──────── Data shown ────────

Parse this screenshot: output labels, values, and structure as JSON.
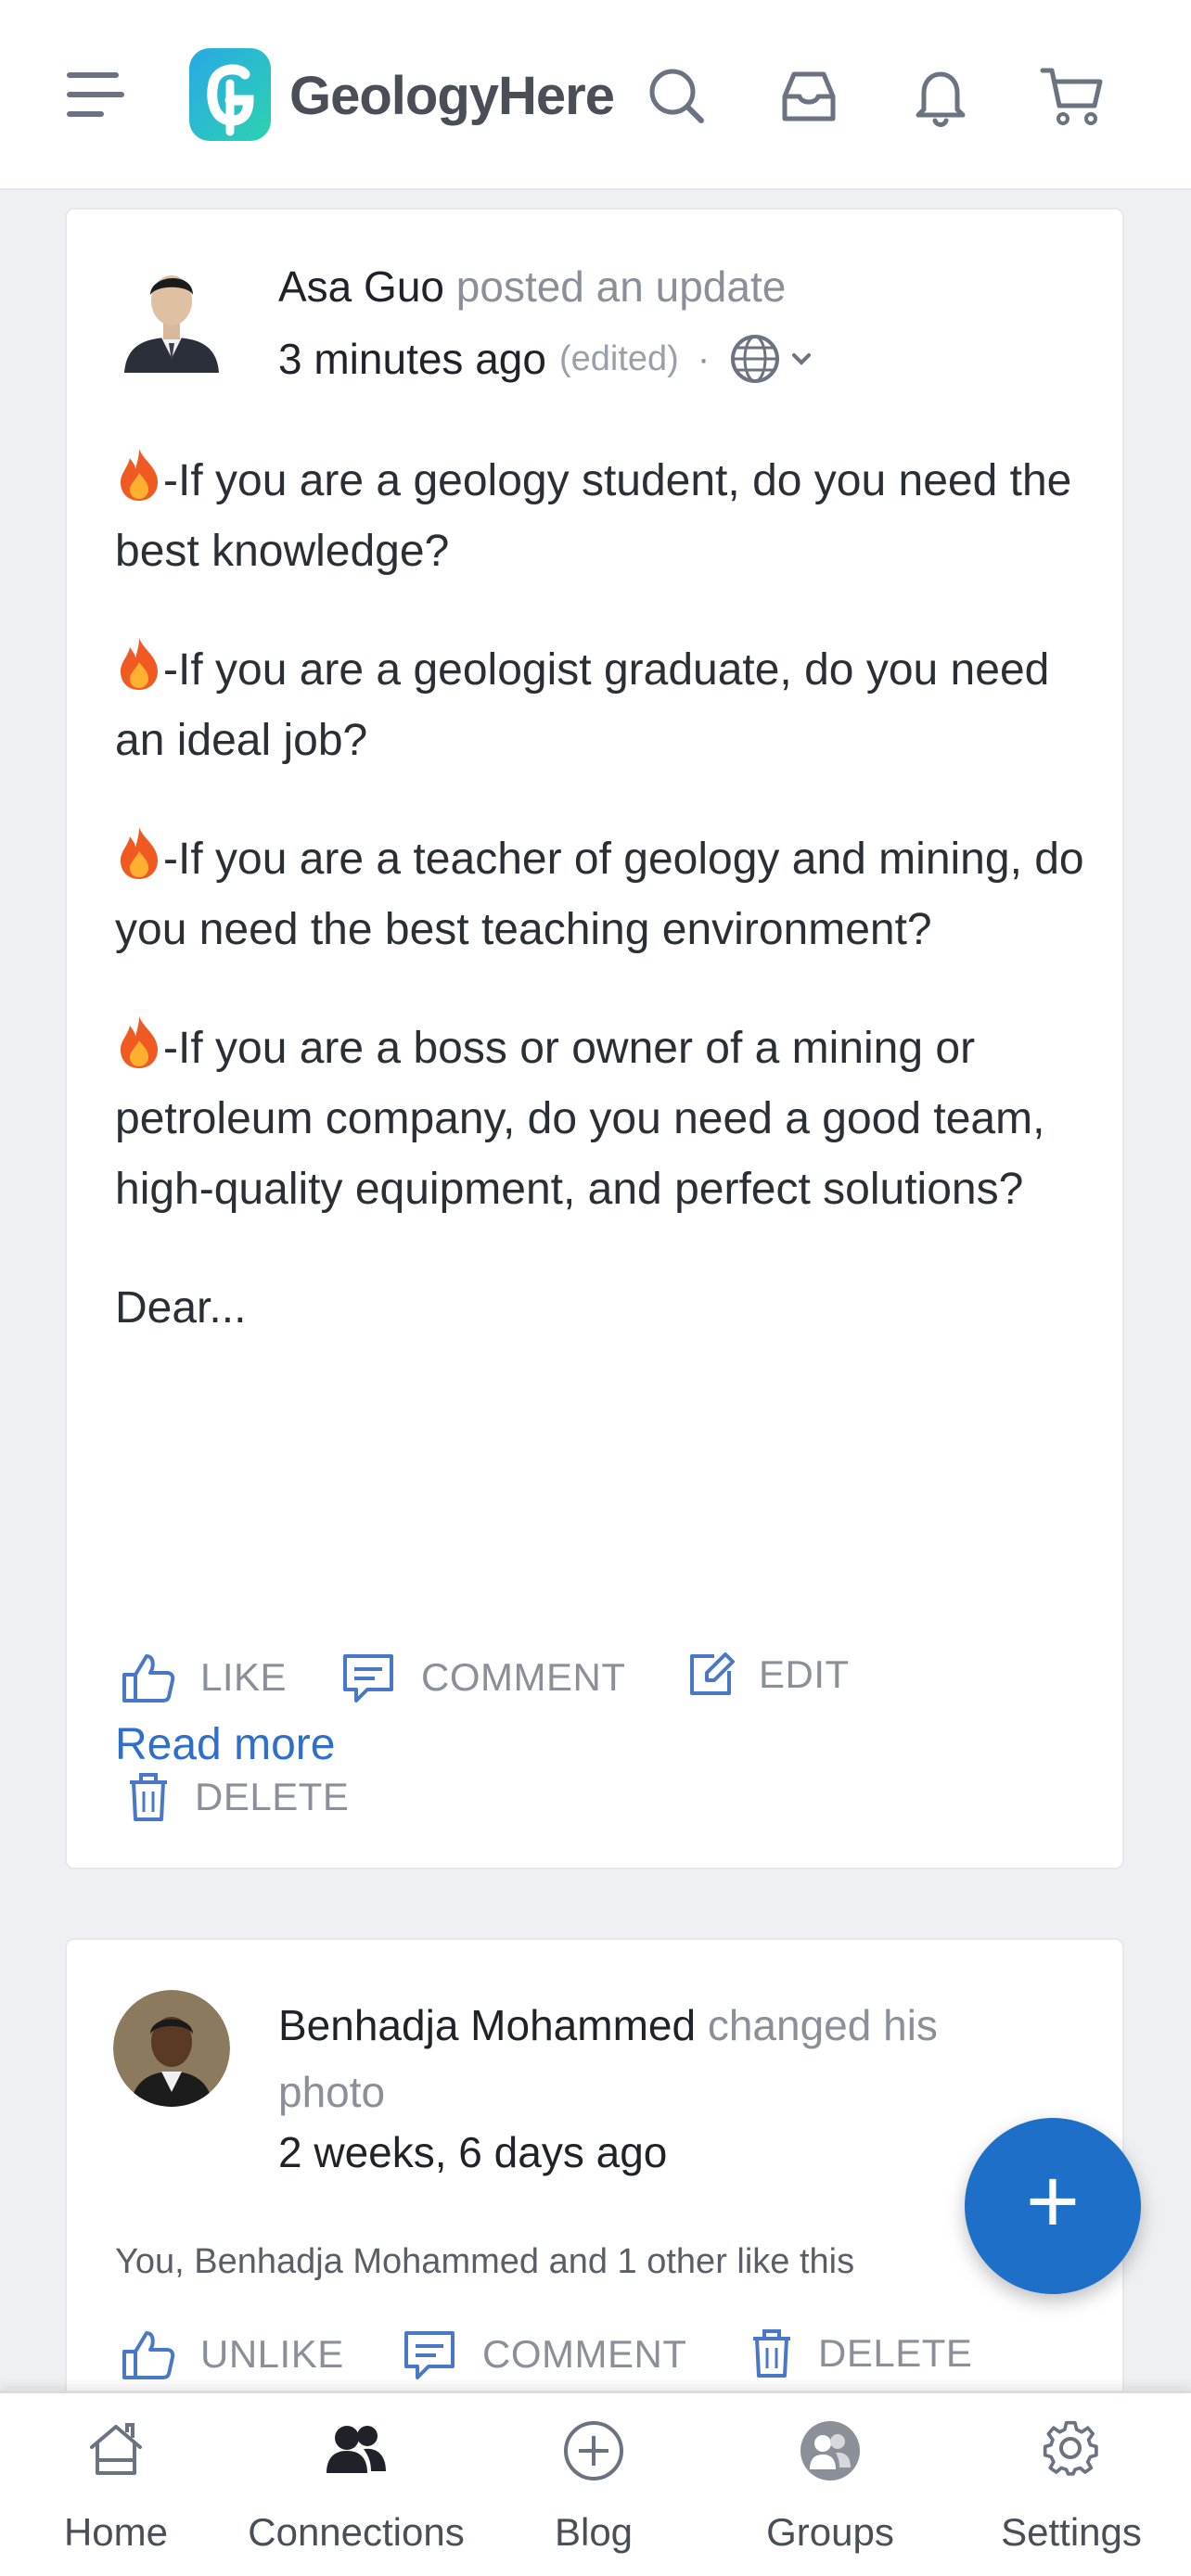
{
  "header": {
    "brand": "GeologyHere",
    "brand_color": "#22b8d6",
    "icons": [
      "menu-icon",
      "search-icon",
      "inbox-icon",
      "bell-icon",
      "cart-icon"
    ]
  },
  "feed": [
    {
      "author": "Asa Guo",
      "action": "posted an update",
      "time": "3 minutes ago",
      "edited": "(edited)",
      "separator": "·",
      "visibility_icon": "globe-icon",
      "paragraphs": [
        "-If you are a geology student, do you need the best knowledge?",
        "-If you are a geologist graduate, do you need an ideal job?",
        "-If you are a teacher of geology and mining, do you need the best teaching environment?",
        "-If you are a boss or owner of a mining or petroleum company, do you need a good team, high-quality equipment, and perfect solutions?",
        "Dear..."
      ],
      "read_more": "Read more",
      "actions": {
        "like": "LIKE",
        "comment": "COMMENT",
        "edit": "EDIT",
        "delete": "DELETE"
      }
    },
    {
      "author": "Benhadja Mohammed",
      "action": "changed his photo",
      "time": "2 weeks, 6 days ago",
      "likes_text": "You, Benhadja Mohammed and 1 other like this",
      "actions": {
        "unlike": "UNLIKE",
        "comment": "COMMENT",
        "delete": "DELETE"
      }
    }
  ],
  "fab": {
    "label": "+",
    "color": "#1e6fc8"
  },
  "bottom_nav": [
    {
      "label": "Home",
      "icon": "home-icon"
    },
    {
      "label": "Connections",
      "icon": "connections-icon"
    },
    {
      "label": "Blog",
      "icon": "plus-circle-icon"
    },
    {
      "label": "Groups",
      "icon": "groups-icon"
    },
    {
      "label": "Settings",
      "icon": "gear-icon"
    }
  ],
  "colors": {
    "link": "#2f6fcb",
    "action_icon": "#4a78c8",
    "muted_text": "#8a8f98"
  }
}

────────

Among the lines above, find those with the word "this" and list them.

Parse this screenshot: output labels, values, and structure as JSON.
      "likes_text": "You, Benhadja Mohammed and 1 other like this",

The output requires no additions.